I think I should create this new series where I explain and illustrate what goes on when the lights go out….
I have recently pushed myself into the home developing scene and so far it has been very interesting in the way that you can go out and shoot a roll of film and that same day have the negative images hung up in your bathroom. Ever since I started working more with film at uni and learning how to develop, I have wanted to experiment more with it so I finally took the plunge a few weeks ago and ordered myself a Patersons two roll developing tank since these are the ones used in college. Luckily Richard offered to give away some of his Anadol Developer and Ilford Rapid Fixer as a sort of “starter pack” to help me gain some sort of skill before I got into ordering my own chemicals, which I am hoping to do in the near future!
First of all, I am aware that stand developing is considered the “lazy developers choice” but I enjoy trying different things, this removes a lot of the stress from the usual developing method and you can sort of forget about the film therefore, in my case I could clean the house.
The camera I used to shoot this roll with is the Vivitar Ultra Wide Slim, a very small camera which comes under the “Toy Camera” category. As you can imagine from its name it is very wide, which doesn’t help when holding it since on many occasion I see my fingers creeping into frame upon developing. Also with the fixed f/11 aperture, you have to be careful what lighting situations you shoot in. If it is too dark the images produced will be wasted.
Moving onto my “lab/darkroom” if you can call it a lab. My bathroom is perfectly light tight since it has no windows, apart from the lack of space it does a really good job as you can see:
It has everything you need which is just running water…

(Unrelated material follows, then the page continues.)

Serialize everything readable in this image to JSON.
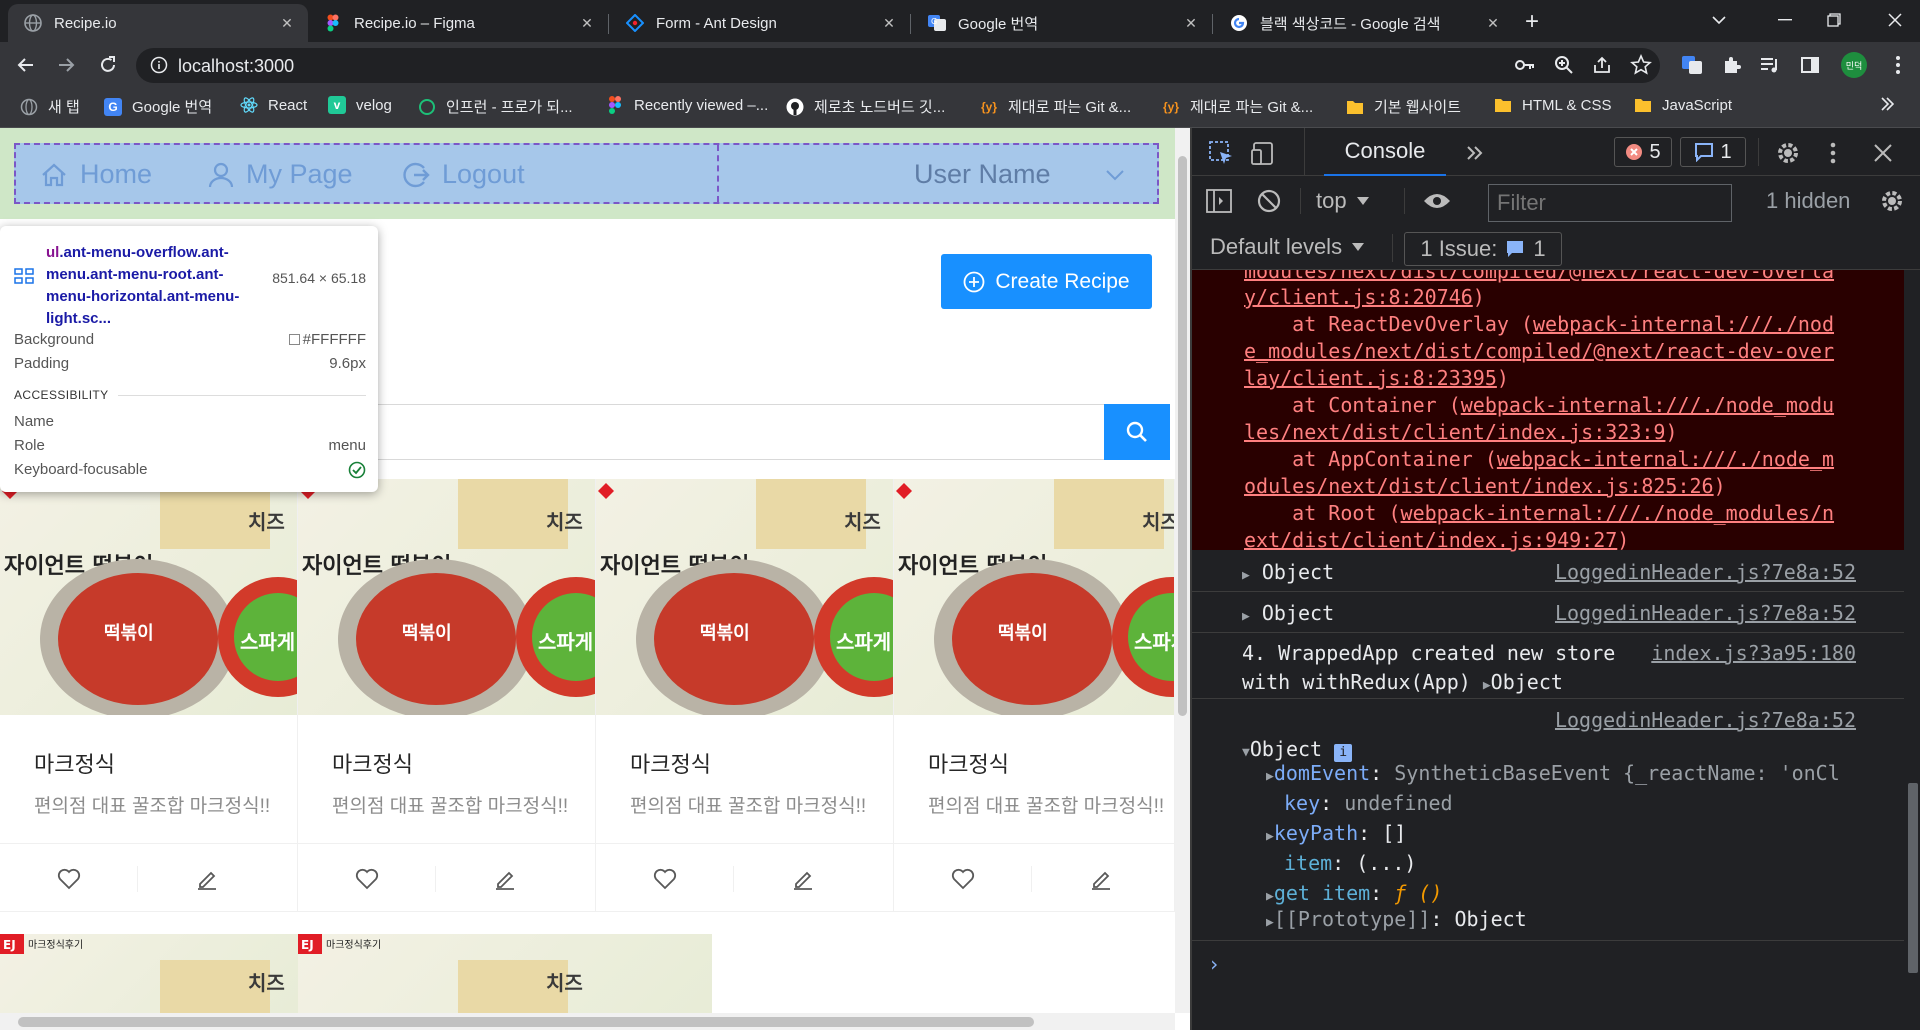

This makes for quite an entertaining workstation in complete darkness, with the empty tank in the sink and then fumbling around trying to release the film from its cannister. I tend to see people putting scissors into their film changing bags and I do not agree with this, bad things are bound to happen surely. After both rolls were slid into the reels this was then placed into the tank along with the light tight funnel. Lights ON!
For the developer solution, I used a dilution of 1+100 which was around 6ml of developer to approximately 595ml of water to make around 600ml of developer in total to fill the whole tank in which two rolls of Kodacolour 200 were inserted as mentioned previously and then it is left for an hour with a minute of agitation at the beginning.
After the hour is up I just continued as normal with fixer for around five munites, then rinsed and washed with fairy washing liquid to keep the film clean during the drying process. When the images were imported to Lightroom I wasn’t sure whether to do the usual and convert them to Black+White since I quite liked the colours it had produced after scanning the negatives in full colour so, I ended up with a mixture aswell as some very dark and contrasty shots due to me still learning with the Vivitar:
I am very happy with the images but one thing I need to remember is lighting, even though I’m sure these images were taken in open daylight some were still very dark and unusable. I can’t wait to continue developing.
As you may be able to see in the cathedral image there is a haloing effect on the building’s outline, this is a big give away to when someone has used stand developing, I love this effect.
Thank you very much for reading.